WORK ITEM.
Copy each line below that contains "Advisory".

++++++++++

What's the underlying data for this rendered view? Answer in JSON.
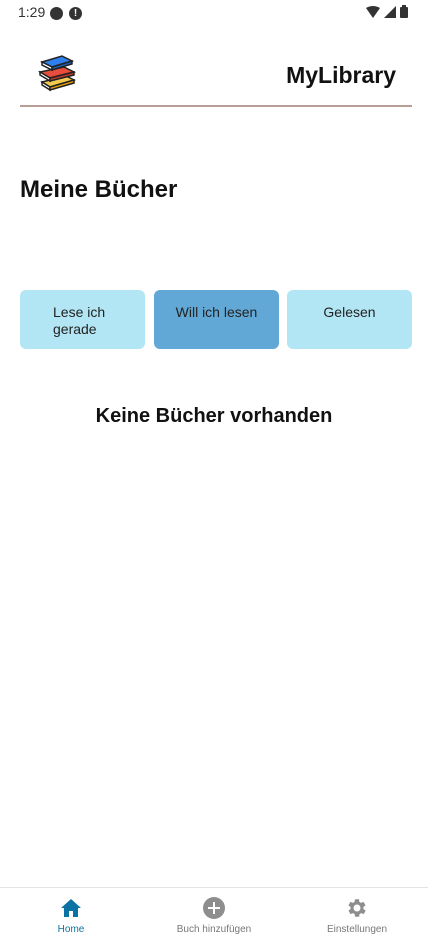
{
  "status": {
    "time": "1:29"
  },
  "header": {
    "app_title": "MyLibrary",
    "logo_icon": "books-stack-icon"
  },
  "main": {
    "title": "Meine Bücher",
    "filters": [
      {
        "label": "Lese ich gerade",
        "active": false
      },
      {
        "label": "Will ich lesen",
        "active": true
      },
      {
        "label": "Gelesen",
        "active": false
      }
    ],
    "empty_message": "Keine Bücher vorhanden"
  },
  "bottom_nav": {
    "items": [
      {
        "label": "Home",
        "icon": "home-icon",
        "active": true
      },
      {
        "label": "Buch hinzufügen",
        "icon": "add-circle-icon",
        "active": false
      },
      {
        "label": "Einstellungen",
        "icon": "gear-icon",
        "active": false
      }
    ]
  },
  "colors": {
    "filter_inactive": "#b3e6f4",
    "filter_active": "#62a8d6",
    "nav_active": "#0a73a4",
    "divider": "#b79f98"
  }
}
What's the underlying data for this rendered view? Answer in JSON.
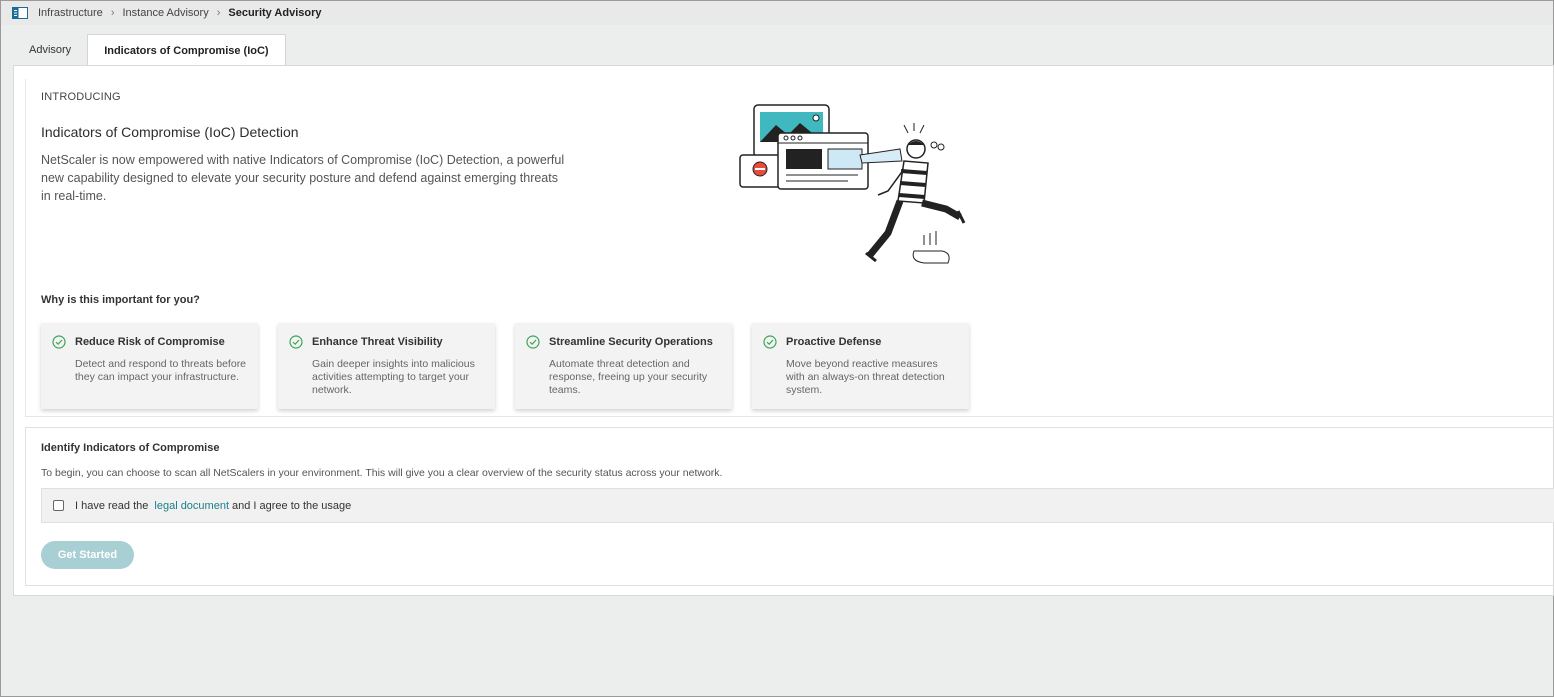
{
  "breadcrumb": {
    "items": [
      "Infrastructure",
      "Instance Advisory",
      "Security Advisory"
    ]
  },
  "tabs": [
    {
      "label": "Advisory",
      "active": false
    },
    {
      "label": "Indicators of Compromise (IoC)",
      "active": true
    }
  ],
  "intro": {
    "overline": "INTRODUCING",
    "title": "Indicators of Compromise (IoC) Detection",
    "description": "NetScaler is now empowered with native Indicators of Compromise (IoC) Detection, a powerful new capability designed to elevate your security posture and defend against emerging threats in real-time."
  },
  "why": {
    "heading": "Why is this important for you?",
    "cards": [
      {
        "title": "Reduce Risk of Compromise",
        "description": "Detect and respond to threats before they can impact your infrastructure."
      },
      {
        "title": "Enhance Threat Visibility",
        "description": "Gain deeper insights into malicious activities attempting to target your network."
      },
      {
        "title": "Streamline Security Operations",
        "description": "Automate threat detection and response, freeing up your security teams."
      },
      {
        "title": "Proactive Defense",
        "description": "Move beyond reactive measures with an always-on threat detection system."
      }
    ]
  },
  "identify": {
    "title": "Identify Indicators of Compromise",
    "description": "To begin, you can choose to scan all NetScalers in your environment. This will give you a clear overview of the security status across your network.",
    "agree_prefix": "I have read the",
    "agree_link": "legal document",
    "agree_suffix": "and I agree to the usage",
    "button_label": "Get Started"
  },
  "colors": {
    "accent": "#1b7f8a",
    "check": "#3aa655",
    "button_disabled": "#a7cfd4"
  }
}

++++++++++

RESULT OF THIS EXERCISE.
      "Instance Advisory",
      "Security Advisory"
      "label": "Advisory",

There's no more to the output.